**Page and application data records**
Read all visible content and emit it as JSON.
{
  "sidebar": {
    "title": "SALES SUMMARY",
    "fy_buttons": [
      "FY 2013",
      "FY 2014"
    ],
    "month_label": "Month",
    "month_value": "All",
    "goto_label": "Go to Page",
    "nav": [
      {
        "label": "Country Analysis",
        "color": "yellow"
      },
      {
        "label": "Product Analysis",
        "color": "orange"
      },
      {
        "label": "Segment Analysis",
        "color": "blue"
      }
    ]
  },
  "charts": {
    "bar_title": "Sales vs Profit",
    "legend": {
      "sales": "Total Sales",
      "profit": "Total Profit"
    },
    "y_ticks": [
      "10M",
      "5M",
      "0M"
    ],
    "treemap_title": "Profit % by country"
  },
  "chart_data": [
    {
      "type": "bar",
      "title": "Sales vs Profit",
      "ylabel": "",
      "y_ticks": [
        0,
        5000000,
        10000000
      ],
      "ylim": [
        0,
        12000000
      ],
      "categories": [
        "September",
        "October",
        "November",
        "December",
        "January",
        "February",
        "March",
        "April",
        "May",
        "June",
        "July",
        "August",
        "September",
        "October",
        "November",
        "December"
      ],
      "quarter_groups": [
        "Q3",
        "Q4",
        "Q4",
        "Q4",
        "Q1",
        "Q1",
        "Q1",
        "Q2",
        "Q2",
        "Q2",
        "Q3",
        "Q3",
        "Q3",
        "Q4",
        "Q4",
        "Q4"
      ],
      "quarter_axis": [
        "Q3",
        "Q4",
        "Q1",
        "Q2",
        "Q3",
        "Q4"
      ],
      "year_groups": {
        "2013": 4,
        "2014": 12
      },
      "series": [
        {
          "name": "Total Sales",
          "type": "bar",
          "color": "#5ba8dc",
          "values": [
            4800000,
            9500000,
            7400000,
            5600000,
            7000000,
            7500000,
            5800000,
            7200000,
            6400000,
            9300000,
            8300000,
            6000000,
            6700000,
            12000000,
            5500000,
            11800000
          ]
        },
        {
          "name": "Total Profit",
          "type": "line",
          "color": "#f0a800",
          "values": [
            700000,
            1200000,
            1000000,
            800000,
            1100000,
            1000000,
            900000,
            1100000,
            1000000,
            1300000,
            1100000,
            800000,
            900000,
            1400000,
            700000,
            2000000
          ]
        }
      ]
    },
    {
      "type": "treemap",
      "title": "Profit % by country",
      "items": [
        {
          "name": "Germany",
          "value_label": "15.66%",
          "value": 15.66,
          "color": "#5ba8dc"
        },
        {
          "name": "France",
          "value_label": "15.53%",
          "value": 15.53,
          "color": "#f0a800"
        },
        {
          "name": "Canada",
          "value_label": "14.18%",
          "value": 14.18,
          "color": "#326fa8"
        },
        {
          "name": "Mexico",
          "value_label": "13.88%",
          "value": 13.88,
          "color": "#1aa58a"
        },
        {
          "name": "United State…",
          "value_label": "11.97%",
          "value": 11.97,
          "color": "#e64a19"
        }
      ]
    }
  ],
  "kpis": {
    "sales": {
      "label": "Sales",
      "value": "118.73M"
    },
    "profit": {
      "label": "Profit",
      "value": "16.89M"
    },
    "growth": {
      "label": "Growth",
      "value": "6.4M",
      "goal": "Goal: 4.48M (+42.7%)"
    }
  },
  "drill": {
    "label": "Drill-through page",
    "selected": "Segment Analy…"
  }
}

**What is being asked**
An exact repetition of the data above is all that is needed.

**Answer to this problem**
Read all visible content and emit it as JSON.
{
  "sidebar": {
    "title": "SALES SUMMARY",
    "fy_buttons": [
      "FY 2013",
      "FY 2014"
    ],
    "month_label": "Month",
    "month_value": "All",
    "goto_label": "Go to Page",
    "nav": [
      {
        "label": "Country Analysis",
        "color": "yellow"
      },
      {
        "label": "Product Analysis",
        "color": "orange"
      },
      {
        "label": "Segment Analysis",
        "color": "blue"
      }
    ]
  },
  "charts": {
    "bar_title": "Sales vs Profit",
    "legend": {
      "sales": "Total Sales",
      "profit": "Total Profit"
    },
    "y_ticks": [
      "10M",
      "5M",
      "0M"
    ],
    "treemap_title": "Profit % by country"
  },
  "chart_data": [
    {
      "type": "bar",
      "title": "Sales vs Profit",
      "ylabel": "",
      "y_ticks": [
        0,
        5000000,
        10000000
      ],
      "ylim": [
        0,
        12000000
      ],
      "categories": [
        "September",
        "October",
        "November",
        "December",
        "January",
        "February",
        "March",
        "April",
        "May",
        "June",
        "July",
        "August",
        "September",
        "October",
        "November",
        "December"
      ],
      "quarter_groups": [
        "Q3",
        "Q4",
        "Q4",
        "Q4",
        "Q1",
        "Q1",
        "Q1",
        "Q2",
        "Q2",
        "Q2",
        "Q3",
        "Q3",
        "Q3",
        "Q4",
        "Q4",
        "Q4"
      ],
      "quarter_axis": [
        "Q3",
        "Q4",
        "Q1",
        "Q2",
        "Q3",
        "Q4"
      ],
      "year_groups": {
        "2013": 4,
        "2014": 12
      },
      "series": [
        {
          "name": "Total Sales",
          "type": "bar",
          "color": "#5ba8dc",
          "values": [
            4800000,
            9500000,
            7400000,
            5600000,
            7000000,
            7500000,
            5800000,
            7200000,
            6400000,
            9300000,
            8300000,
            6000000,
            6700000,
            12000000,
            5500000,
            11800000
          ]
        },
        {
          "name": "Total Profit",
          "type": "line",
          "color": "#f0a800",
          "values": [
            700000,
            1200000,
            1000000,
            800000,
            1100000,
            1000000,
            900000,
            1100000,
            1000000,
            1300000,
            1100000,
            800000,
            900000,
            1400000,
            700000,
            2000000
          ]
        }
      ]
    },
    {
      "type": "treemap",
      "title": "Profit % by country",
      "items": [
        {
          "name": "Germany",
          "value_label": "15.66%",
          "value": 15.66,
          "color": "#5ba8dc"
        },
        {
          "name": "France",
          "value_label": "15.53%",
          "value": 15.53,
          "color": "#f0a800"
        },
        {
          "name": "Canada",
          "value_label": "14.18%",
          "value": 14.18,
          "color": "#326fa8"
        },
        {
          "name": "Mexico",
          "value_label": "13.88%",
          "value": 13.88,
          "color": "#1aa58a"
        },
        {
          "name": "United State…",
          "value_label": "11.97%",
          "value": 11.97,
          "color": "#e64a19"
        }
      ]
    }
  ],
  "kpis": {
    "sales": {
      "label": "Sales",
      "value": "118.73M"
    },
    "profit": {
      "label": "Profit",
      "value": "16.89M"
    },
    "growth": {
      "label": "Growth",
      "value": "6.4M",
      "goal": "Goal: 4.48M (+42.7%)"
    }
  },
  "drill": {
    "label": "Drill-through page",
    "selected": "Segment Analy…"
  }
}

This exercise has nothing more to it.